- The people in the meeting don’t feel like they need to have approval/sign-off from people not in the meeting. Small, autonomous teams who are fully empowered to own their code and ways of working usually find this easy
In the rare cases that your meeting problem is caused by a small number of individuals who like the sound of their own voice too much, then a psychologically safe environment is the best chance for that behaviour to be raised and tackled in a healthy way too.
Deal with underlying complexity.
How companies make decisions is a whole topic in itself. Having a meeting that comes to a clear conclusion and decision certainly relies on good facilitation and psychological safety as prerequisites. But it’s not sufficient. If you’re trying to make decisions in a high-complexity environment, there is more chance you need more people in the room, have a lower chance of coming to a clear conclusion, and a greater chance of having to revisit the decision at a later point. Addressing underlying complexity has many other advantages as well! Complexity isn’t always visible so if you spot these meeting symptoms you may want to dig deeper into what complexity is causing it.
Make space for collaboration.
Have you ever been in a meeting because that’s the only way you could ensure you got the input you needed from a particular individual? Or maybe you are that individual, always pulled into meetings because people needed you to contribute your knowledge or experience? Using meetings to “book” people’s time is a symptom of over-utilisation and lack of focus. Teams should be able to pull in anyone and everyone necessary into pairing or ensemble collaboration on an ad-hoc basis (which managers should not view as a meeting!) - if they can’t, then you may need to make deliberate space for these collaboration points until the root cause has been addressed.

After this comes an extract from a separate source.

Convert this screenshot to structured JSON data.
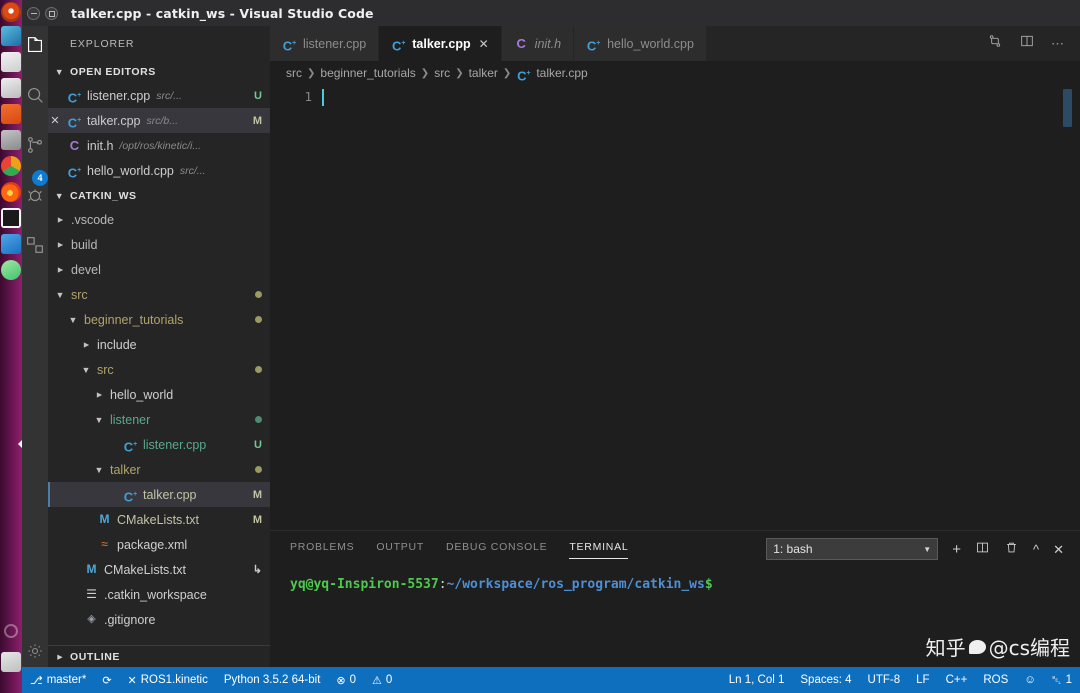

Make space for reflection.
Being able to zoom out on what you’re doing is a form of context switching, so can be very disruptive for developers, but is also a way of ensuring that everyone is heading in the same direction and a chance to spot potential problems before they occur. Some people find it easier than others to zoom out to the bigger picture, but it’s a necessary part of effective teamwork. Some teams do manage to do this kind of reflection async; I’ve found that many teams need quite a lot of practice before this is possible. Making space for reflection and even guiding people through those reflections (e.g. through structured retros) is a valuable use of time and takes us right back to where we started - with people being aligned around a single, clear goal.
One of the things you may have spotted is that reducing the number of meetings may actually require you to have more meetings in the short term. Too many meetings may be an issue that needs to get worse before it gets better. If you’re in an environment which is already suffering meeting burn-out, getting out of this vicious cycle can be difficult - developers (and management!) may fiercely resist adding more meetings, and I’ve even experienced environments where developers just don’t turn up.
In those cases, resetting expectations is needed before progressing. Retros may be used to dig into “why did we need so many meetings?” - simply addressing “what meetings could we drop next week” is unlikely to break out of the cycle, and could even make it worse. Bringing remote and hybrid teams together for a week of co-located code-retreat type work can help reset behaviours and give the team the chance to have some of the conversations in a less formal way. And bringing in external facilitators can be a stunningly effective way to break people out of bad habits - as well as giving everyone the chance to learn a few facilitation tips first-hand.
At the end of the day, the real task is in tackling goal-setting, focus, trust, psychological safety, over-utilisation and underlying complexity. Your problem is not the meetings. Too many meetings is the symptom, not the disease.